Work required =>
Your response should consist of the entries below, reproduced exactly and without their images.
Supplied data below:
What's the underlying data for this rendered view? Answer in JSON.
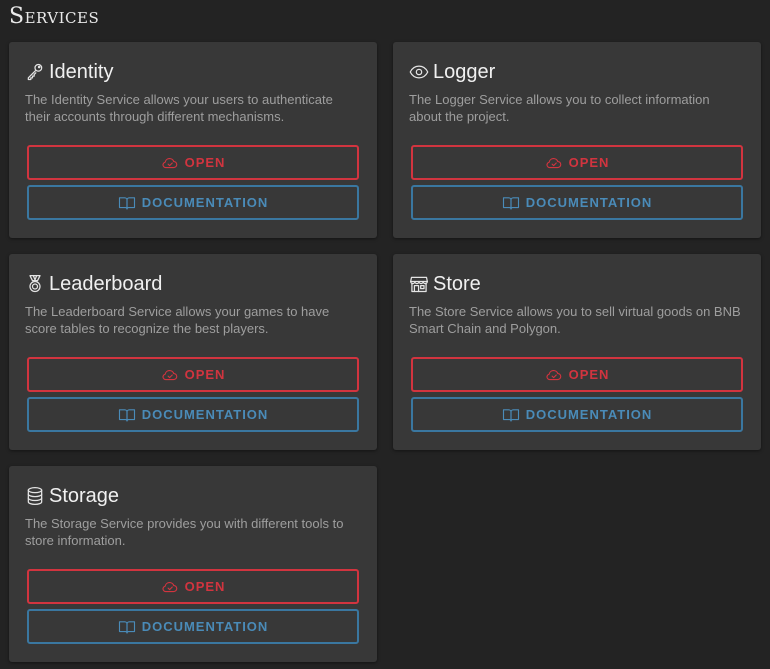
{
  "page": {
    "title": "Services"
  },
  "colors": {
    "background": "#232323",
    "card": "#383838",
    "open_accent": "#d2343f",
    "docs_accent": "#3a77a0"
  },
  "services": [
    {
      "title": "Identity",
      "icon": "key-icon",
      "description": "The Identity Service allows your users to authenticate their accounts through different mechanisms.",
      "open_label": "OPEN",
      "docs_label": "DOCUMENTATION"
    },
    {
      "title": "Logger",
      "icon": "eye-icon",
      "description": "The Logger Service allows you to collect information about the project.",
      "open_label": "OPEN",
      "docs_label": "DOCUMENTATION"
    },
    {
      "title": "Leaderboard",
      "icon": "medal-icon",
      "description": "The Leaderboard Service allows your games to have score tables to recognize the best players.",
      "open_label": "OPEN",
      "docs_label": "DOCUMENTATION"
    },
    {
      "title": "Store",
      "icon": "store-icon",
      "description": "The Store Service allows you to sell virtual goods on BNB Smart Chain and Polygon.",
      "open_label": "OPEN",
      "docs_label": "DOCUMENTATION"
    },
    {
      "title": "Storage",
      "icon": "database-icon",
      "description": "The Storage Service provides you with different tools to store information.",
      "open_label": "OPEN",
      "docs_label": "DOCUMENTATION"
    }
  ]
}
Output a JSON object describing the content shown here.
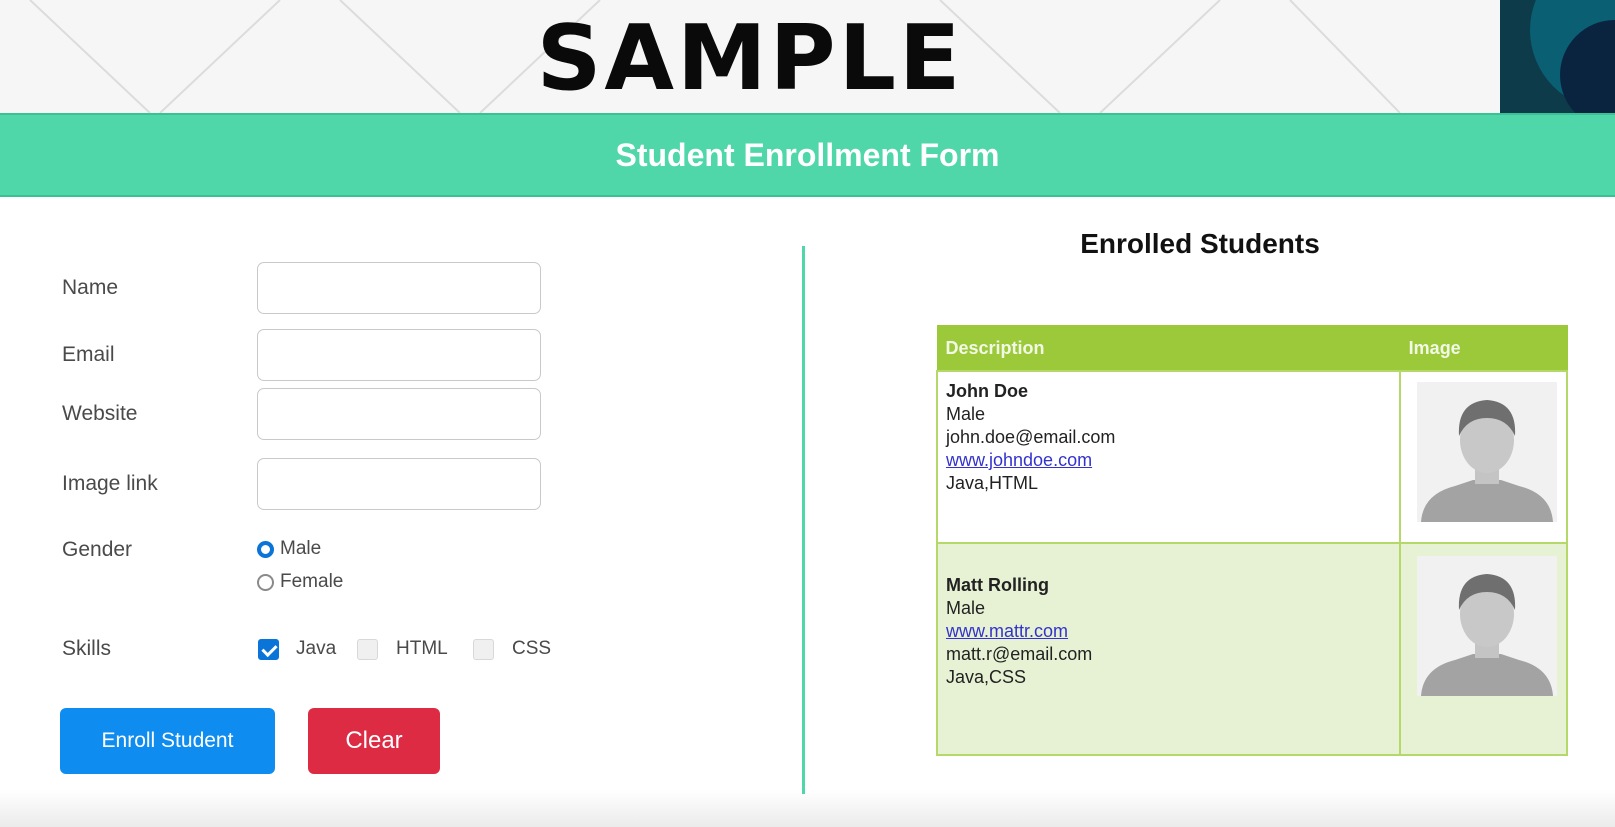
{
  "banner": {
    "title": "SAMPLE"
  },
  "header": {
    "title": "Student Enrollment Form"
  },
  "form": {
    "name_label": "Name",
    "email_label": "Email",
    "website_label": "Website",
    "image_label": "Image link",
    "gender_label": "Gender",
    "gender_options": [
      "Male",
      "Female"
    ],
    "gender_selected": "Male",
    "skills_label": "Skills",
    "skills": [
      {
        "label": "Java",
        "checked": true
      },
      {
        "label": "HTML",
        "checked": false
      },
      {
        "label": "CSS",
        "checked": false
      }
    ],
    "enroll_label": "Enroll Student",
    "clear_label": "Clear"
  },
  "list": {
    "title": "Enrolled Students",
    "columns": [
      "Description",
      "Image"
    ],
    "students": [
      {
        "name": "John Doe",
        "gender": "Male",
        "line3": "john.doe@email.com",
        "line4": "www.johndoe.com",
        "skills": "Java,HTML"
      },
      {
        "name": "Matt Rolling",
        "gender": "Male",
        "line3": "www.mattr.com",
        "line4": "matt.r@email.com",
        "skills": "Java,CSS"
      }
    ]
  },
  "colors": {
    "header_bar": "#4fd6a9",
    "table_header": "#9cc93a",
    "enroll_button": "#0f8cf0",
    "clear_button": "#dc2b43"
  }
}
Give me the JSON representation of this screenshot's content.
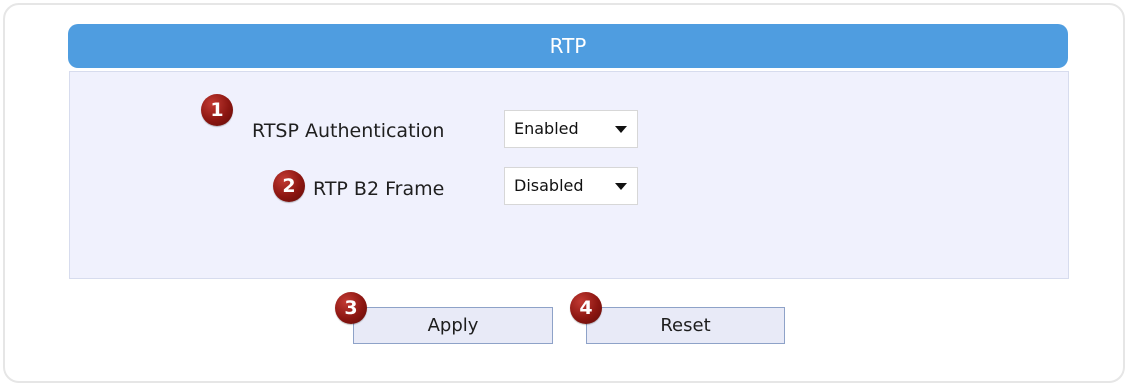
{
  "panel": {
    "title": "RTP"
  },
  "fields": [
    {
      "badge": "1",
      "label": "RTSP Authentication",
      "selected": "Enabled"
    },
    {
      "badge": "2",
      "label": "RTP B2 Frame",
      "selected": "Disabled"
    }
  ],
  "actions": {
    "apply_badge": "3",
    "apply_label": "Apply",
    "reset_badge": "4",
    "reset_label": "Reset"
  },
  "colors": {
    "header": "#4f9de0",
    "panel_bg": "#f0f1fd",
    "badge": "#8c1611",
    "button_bg": "#e8eaf7"
  }
}
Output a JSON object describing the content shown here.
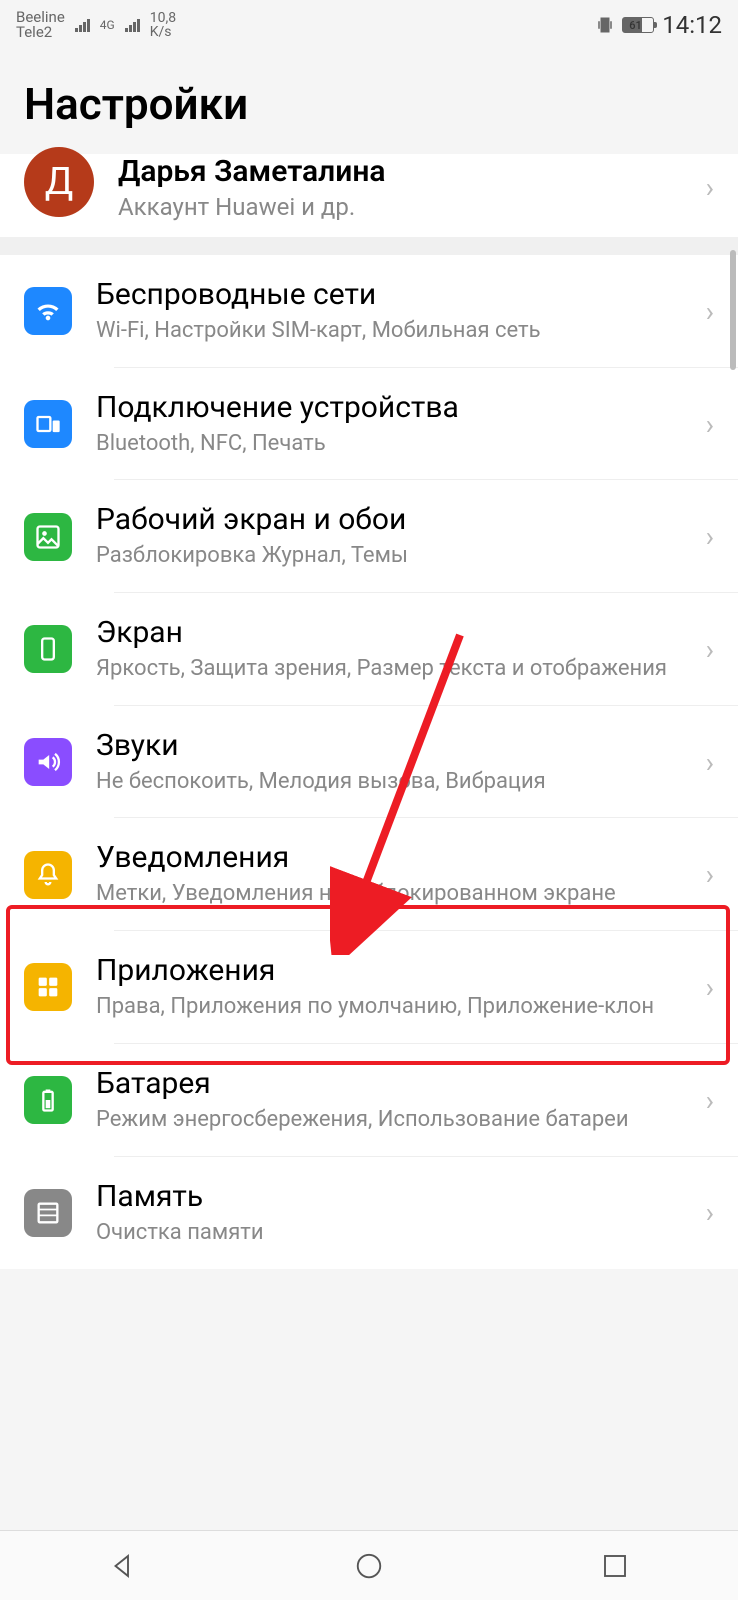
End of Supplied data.
Your solution =>
What's the underlying data for this rendered view? Answer in JSON.
{
  "page": {
    "title": "Services"
  },
  "colors": {
    "background": "#232323",
    "card": "#383838",
    "open_accent": "#d2343f",
    "docs_accent": "#3a77a0"
  },
  "services": [
    {
      "title": "Identity",
      "icon": "key-icon",
      "description": "The Identity Service allows your users to authenticate their accounts through different mechanisms.",
      "open_label": "OPEN",
      "docs_label": "DOCUMENTATION"
    },
    {
      "title": "Logger",
      "icon": "eye-icon",
      "description": "The Logger Service allows you to collect information about the project.",
      "open_label": "OPEN",
      "docs_label": "DOCUMENTATION"
    },
    {
      "title": "Leaderboard",
      "icon": "medal-icon",
      "description": "The Leaderboard Service allows your games to have score tables to recognize the best players.",
      "open_label": "OPEN",
      "docs_label": "DOCUMENTATION"
    },
    {
      "title": "Store",
      "icon": "store-icon",
      "description": "The Store Service allows you to sell virtual goods on BNB Smart Chain and Polygon.",
      "open_label": "OPEN",
      "docs_label": "DOCUMENTATION"
    },
    {
      "title": "Storage",
      "icon": "database-icon",
      "description": "The Storage Service provides you with different tools to store information.",
      "open_label": "OPEN",
      "docs_label": "DOCUMENTATION"
    }
  ]
}
Output a JSON object describing the content shown here.
{
  "banner": {
    "title": "SAMPLE"
  },
  "header": {
    "title": "Student Enrollment Form"
  },
  "form": {
    "name_label": "Name",
    "email_label": "Email",
    "website_label": "Website",
    "image_label": "Image link",
    "gender_label": "Gender",
    "gender_options": [
      "Male",
      "Female"
    ],
    "gender_selected": "Male",
    "skills_label": "Skills",
    "skills": [
      {
        "label": "Java",
        "checked": true
      },
      {
        "label": "HTML",
        "checked": false
      },
      {
        "label": "CSS",
        "checked": false
      }
    ],
    "enroll_label": "Enroll Student",
    "clear_label": "Clear"
  },
  "list": {
    "title": "Enrolled Students",
    "columns": [
      "Description",
      "Image"
    ],
    "students": [
      {
        "name": "John Doe",
        "gender": "Male",
        "line3": "john.doe@email.com",
        "line4": "www.johndoe.com",
        "skills": "Java,HTML"
      },
      {
        "name": "Matt Rolling",
        "gender": "Male",
        "line3": "www.mattr.com",
        "line4": "matt.r@email.com",
        "skills": "Java,CSS"
      }
    ]
  },
  "colors": {
    "header_bar": "#4fd6a9",
    "table_header": "#9cc93a",
    "enroll_button": "#0f8cf0",
    "clear_button": "#dc2b43"
  }
}
Give me the JSON representation of this screenshot's content.
{
  "panel": {
    "title": "RTP"
  },
  "fields": [
    {
      "badge": "1",
      "label": "RTSP Authentication",
      "selected": "Enabled"
    },
    {
      "badge": "2",
      "label": "RTP B2 Frame",
      "selected": "Disabled"
    }
  ],
  "actions": {
    "apply_badge": "3",
    "apply_label": "Apply",
    "reset_badge": "4",
    "reset_label": "Reset"
  },
  "colors": {
    "header": "#4f9de0",
    "panel_bg": "#f0f1fd",
    "badge": "#8c1611",
    "button_bg": "#e8eaf7"
  }
}
Output a JSON object describing the content shown here.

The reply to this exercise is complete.